Cliches come to mind all too easily when one thinks of Worcestershire.
“Too good for Division Two, not good enough for Division One,” conclude some pundits as they ponder the county’s five promotions and five relegations in 13 seasons.
“A good young side,” say others as they praise New Road’s academy coach, Elliot Wilson.
Which is all very well but anyone thinking of suggesting these lines to Joe Leach this summer should hope Worcestershire’s captain is in his usual courteous mood.
Leach, you see, has had enough of glib judgments – and far more than enough of hearing his team dismissed as a yo-yo side.
“We want to play our cricket in a way that will be sustainable in Division One,” he said. “I thought we had more than enough quality to stay up last year but we had only ourselves to blame we got relegated.
“We put ourselves in positions to win games but then didn’t show the quality or have the luck to see them through.
“Over 14 games you reap what you sow.”
And so Leach’s men must aim to win one of the three promotion spots on offer this season. That will not be straightforward in a division full of ambitious teams, but even if they succeed, their skipper will set high goals for the following years.
“My pet hate is people describing us as a good young side,” he said. “The core of the team is experienced and then we have a group of us who are in our mid to late 20s and after that we have some exceptional young talent.
“Yes, it is a feather in the club’s cap that we are described as a fine young team but this is the sort of side that could match what Surrey or Yorkshire produced when they came out of Division Two.”
Leach had plenty of time to ponder future strategy in 2018.
A stress fracture ended his season in mid-June and he had to watch Worcestershire suffer relegation before seeing them win the T20 Blast at Edgbaston in September.
“I had to learn to be a better watcher than I used to be,” he admitted.
“The first game I missed was the Royal London semi-final against Kent and I was just shocking. I was pacing around the changing-room, jumping up and down, and I probably didn’t help my back much.

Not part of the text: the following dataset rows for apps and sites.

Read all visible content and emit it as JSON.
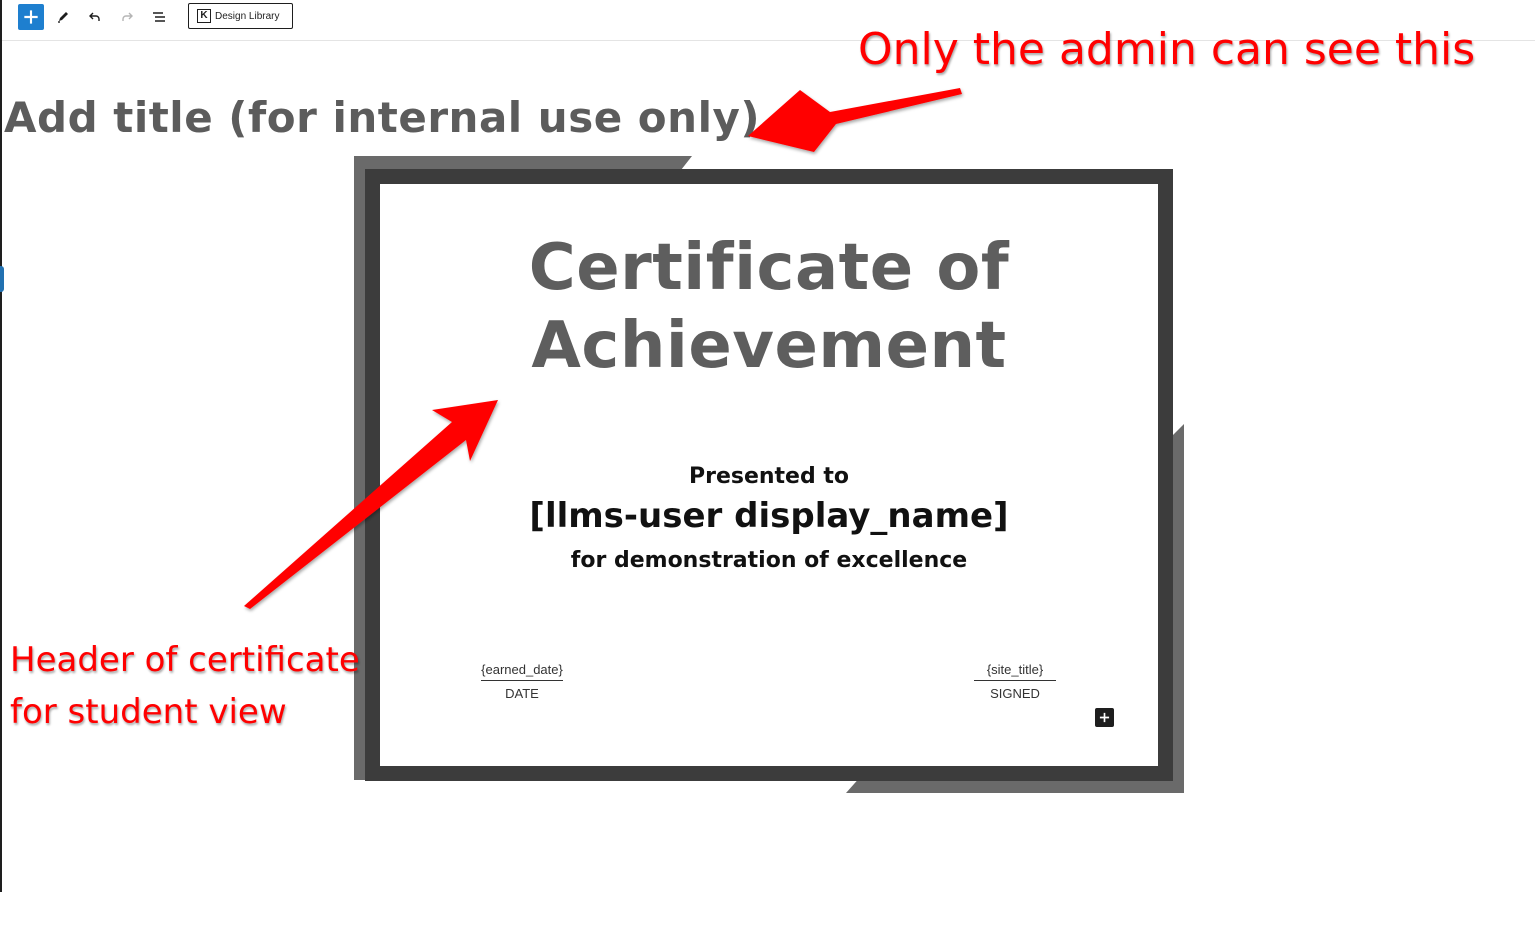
{
  "toolbar": {
    "add_icon": "plus-icon",
    "tools_icon": "pencil-icon",
    "undo_icon": "undo-icon",
    "redo_icon": "redo-icon",
    "list_view_icon": "list-view-icon",
    "design_library_label": "Design Library",
    "design_library_logo": "K",
    "accent_color": "#1e7fcf"
  },
  "editor": {
    "title_placeholder": "Add title (for internal use only)"
  },
  "annotations": {
    "admin_note": "Only the admin can see this",
    "header_note_line1": "Header of certificate",
    "header_note_line2": "for student view",
    "color": "#ff0000"
  },
  "certificate": {
    "title_line1": "Certificate of",
    "title_line2": "Achievement",
    "presented_to": "Presented to",
    "recipient": "[llms-user display_name]",
    "reason": "for demonstration of excellence",
    "date_value": "{earned_date}",
    "date_label": "DATE",
    "signed_value": "{site_title}",
    "signed_label": "SIGNED",
    "frame_color": "#3c3c3c",
    "title_color": "#5e5e5e"
  }
}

“But I learned to detach myself a little more as time passed.”
This spring, though, having completed a full winter training programme, Leach and first-team coach, Alex Gidman, are plotting a defence of the white-ball trophy while taking the first step on a climb to the top of English cricket.
“It’s going to be a really tough division,” he conceded. “People have become quite blasé about our ability to bounce back after relegation but that is not always a given.
“I don’t think you can discount any of the ten counties in the second tier.
“Some that have struggled have made changes and everyone knows this is the best opportunity they’ll get to win promotion in the short term.”
At the same time, Worcestershire are likely to be installed alongside Lancashire, Middlesex and Sussex among the favourites to finish in the top three, a judgment based to some degree on the quality of cricketers like Ed Barnard (49 wickets and 516 runs last season), Josh Tongue (40 wickets in 11 Championship games) and Tom Fell (652 runs).
“Ed’s played three full Championship seasons and if you’ve done that, you’re getting towards being an experienced county professional,” Leach pointed out.
“Josh has had two years and there are guys who have had exposure to Division One cricket before they might have done because of injuries.”
Leach may be thinking of fast bowlers like Dillon Pennington, 19, whose duel with Kane Williamson at Scarborough was a highlight of last season.
Even when reminded of those few overs, though, Worc-estershire’s skipper considers their wider impact.
“It was good because we have a group of four or five 18-22-year-old seamers who are driving each other to get better,” he said.
“Seeing Dillon have that battle with Kane will make bowlers like George Scrimshaw, Pat Brown or Adam Finch want the same sort of headlines.
“The bigger counties often have a battery of seam bowlers and it’s important for us to have a good-sized squad. That helps to make sure our young fast bowlers are exactly that: fast. You need people coming into the squad who are hungry and fresh.”
But, however hungry Pennington and his mates are in April, they may not match the appetite of their captain.
Leach is intent that the most frustrating season of his career will be followed by one of the most satisfying. It is probably unwise to bet against it.
PAUL EDWARDS | GETTY IMAGES